"But I don't trust him. I don't trust what he'd do with that information. When we lived in Batavia, I wouldn't have put it above him to drive to my brother's house and beat him up."

"Have you ever confronted your brother?"

"No."

I shrugged. [I was completely uncomfortable talking about all this. And I didn't remember that I ever told him about the incident, although I must have because he remembered my age. Maybe it was at my first appointment...]

He said, "but you've come to the realization that you didn't cause that to happen."

I shrugged.

"You do realize that?"

"I could have said no."

I told him that I hadn't remembered anything up until two years ago, and that even then, it was in blips. I remember some details, but I don't remember how far it went.

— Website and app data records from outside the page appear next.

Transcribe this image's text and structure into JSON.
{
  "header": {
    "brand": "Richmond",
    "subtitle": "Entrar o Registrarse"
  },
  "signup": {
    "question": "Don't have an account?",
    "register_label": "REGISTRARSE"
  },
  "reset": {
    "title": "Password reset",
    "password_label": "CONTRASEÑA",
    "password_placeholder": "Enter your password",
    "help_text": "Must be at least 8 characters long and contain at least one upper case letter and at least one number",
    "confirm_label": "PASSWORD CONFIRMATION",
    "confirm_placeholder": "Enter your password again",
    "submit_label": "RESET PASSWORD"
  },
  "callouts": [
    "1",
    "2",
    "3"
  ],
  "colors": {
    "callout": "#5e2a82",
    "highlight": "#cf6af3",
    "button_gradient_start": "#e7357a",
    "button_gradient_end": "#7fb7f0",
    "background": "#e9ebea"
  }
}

"You were in shock. You wouldn't have said no. It's normal."

"But I remember that I was curious."

"And that's natural too in children. It doesn't mean that it's your fault. It doesn't mean you did anything to ask for it."

At that point, we moved off the subject. Maybe because he saw in my eyes that I wasn't believing him.

Anyway, we went back to the fact that I'm still suspicious about what happened that night. That I need to choose (and I don't have to do it tonight, he reminded me) - I either need to truly decide that whether there was a one night stand or not, it doesn't change anything and start trusting Todd. Or I need to ask him about it, once and for all.It boils down to whether I want to live complacently with him, having "pity sex" every now and then. Or do I want to risk for something more. To risk exposing my emotions, my inner soul to Todd - it may fail and he'll crush me, or it may succeed and I'll soar into happiness.

One way puts the burden all on me - I need to work on letting this event go and moving on; where the other way involves involving Todd - laying my heart out to him, risking that he may smash it to bits.

John asked if I thought that the people who put it all on the line for something were happier than the people who were more controlled/calculated. I said it depends on the person.

"What do you want?"

I said that I've been living the controlled and calculated way.

"But do you want something more?"

We ran out of time. John reminded me that I didn't have to decide that night, but whatever I decided I deserve to live and be truly happy.

It was a disturbing session. I knew that I wanted something more - I wouldn't have struggled for so long if I didn't, but I wasn't sure that I could bring it up to Todd. I was scared. Completely terrified that I'd lose him.

Well, that one session with John triggered a week's worth of hell.

Everytime I closed my eyes, I was right back on the den rug with my brother on top of me. I starved myself that week to get rid of the memories, the feelings, the flashbacks. Starvation is an effective numbing agent, but only temporarily.

I went to my next session with John - and we talked about the flashbacks...